How the Energy Charter Treaty Could Have Costly Consequences for Governments and Climate Action
By Nathalie Bernasconi-Osterwalder, June 19, 2018
It sounds mild enough, but the Energy Charter Treaty (ECT) was recently described, somewhat ominously, as “one treaty to rule them all”—ever-expanding and giving the power to corporations “to halt the energy transition.”
In a new report, the Corporate Europe Observatory and the Transnational Institute analyze the treaty, which was adopted more than 20 years ago without significant public debate. They warn that an aggressive expansion of the treaty is now underway, amid an alarming lack of awareness about its political and financial risks to potential new signatory states.
Even as it rose to become a frequent basis for companies to challenge government action in the energy sector, the ECT attracted little public attention as a legal instrument and remains largely unknown. Its original aim was integrating the energy sectors of the former Soviet Union and Eastern Europe into Western European markets at the end of the Cold War, and its stated purpose was to establish “a legal framework in order to promote long-term cooperation in the energy field.” Although the framework covers multilateral cooperation over energy transit, trade and efficiency, its primary focus has been on investment protection and international arbitration.
At a time when energy transitions are so critical to achieve climate change objectives under the Paris Agreement and the Sustainable Development Goals ... the ECT deserves far more public attention and scrutiny.

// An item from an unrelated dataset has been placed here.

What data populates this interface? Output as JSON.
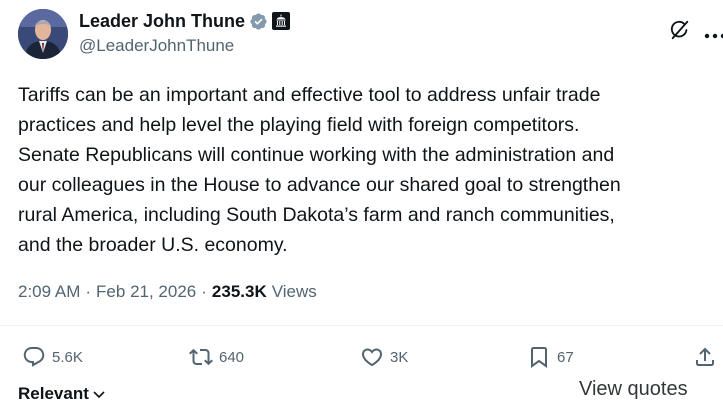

The ECT secretariat’s website currently lists 115 known investor–state arbitration cases initiated under the agreement, with 75 filed in the last five years alone. The list includes the case that oil and gas company Rockhopper brought against Italy over a ban on offshore oil drilling.
It also includes the largest investment treaty award in history, in three cases brought by Yukos shareholders against Russia. In that instance, an arbitral tribunal found Russia liable for over EUR 50 billion. This arbitral award was eventually set aside by a Dutch court in April 2016, but the investors are still trying to overturn the decision and are pursuing enforcement proceedings of the set-aside award against Russia across the globe. Another case is pending against Germany for the government’s decision to phase out nuclear energy.
Last week’s report notes that, while the ECT secretariat promotes the treaty as a necessary condition to attract foreign investment, particularly clean energy investment, “there is currently no evidence that the agreement helps to reduce energy poverty and facilitate investment, let alone investment into renewable energy.”
Instead, the report points out that no trade and investment agreement anywhere in the world has triggered more investor–state arbitrations than the ECT. An increasing number of lawsuits are being filed against Western European states—including Germany, Italy and Spain—and involve multi-billion dollar claims with serious implications for taxpayers.
As we pointed out in an article in June 2017, the ECT secretariat is now looking to gain new resource-rich member countries in Africa and Asia. For these countries, joining would mean signing on to an old-style investment protection treaty, the sort of agreement from which many governments around the world are now turning away.
Indeed, resource-rich governments may be pulled into membership without realizing that the ECT contradicts their efforts to elaborate new investment treaty models that are more balanced in terms of investor rights and obligations and that move away from investor–state arbitration. This may be because the ministries dealing with energy at the sectoral level are not involved in or informed of discussions on investment law reform or investor–state dispute settlement (ISDS). Interaction and cooperation between ministries and agencies are essential to ensuring that governments develop a coherent approach to international trade and investment law and policy, including in the energy sector.
By acceding to the legally binding ECT—or signing the non-binding International Energy Charter, a political declaration that is considered the first step toward ECT accession—countries could reintroduce rules that were developed in an era when ISDS cases and the inherent risk of investment arbitration were virtually non-existent and certainly unknown. It would run counter to all the innovation and development achieved over the past years.
The recent report brings necessary public attention to the dangers embodied in the ECT and to its potential to extend far-reaching and outdated investment protection rules to energy investments, making it difficult and expensive for states to regulate and change course, including for a clean energy transition.
For countries that have already ratified the ECT, the time is ripe for reform ... If meaningful ECT reform is not possible, pulling out of the agreement could be an option.
The best-case scenario now is that countries who have signed the political declaration are cautious of the slippery slope of joining the ECT, with its high-risk investment protection framework. Countries that have not yet joined the political declaration should assess the risks and benefits of doing so, taking into account the danger of being pulled into ECT accession. Those that have recently acceded to the ECT should consider not ratifying and expressing their intent not to ratify, as Russia did in April 2018.
For countries that have already ratified the ECT, the time is ripe for reform in line with current developments in other areas of investment law and policy. If meaningful ECT reform is not possible, pulling out of the agreement could be an option, as Italy did effective January 2016.
At a time when energy transitions are so critical to achieve climate change objectives under the Paris Agreement and the Sustainable Development Goals, and when most countries can ill afford costly arbitrations, the ECT deserves far more public attention and scrutiny.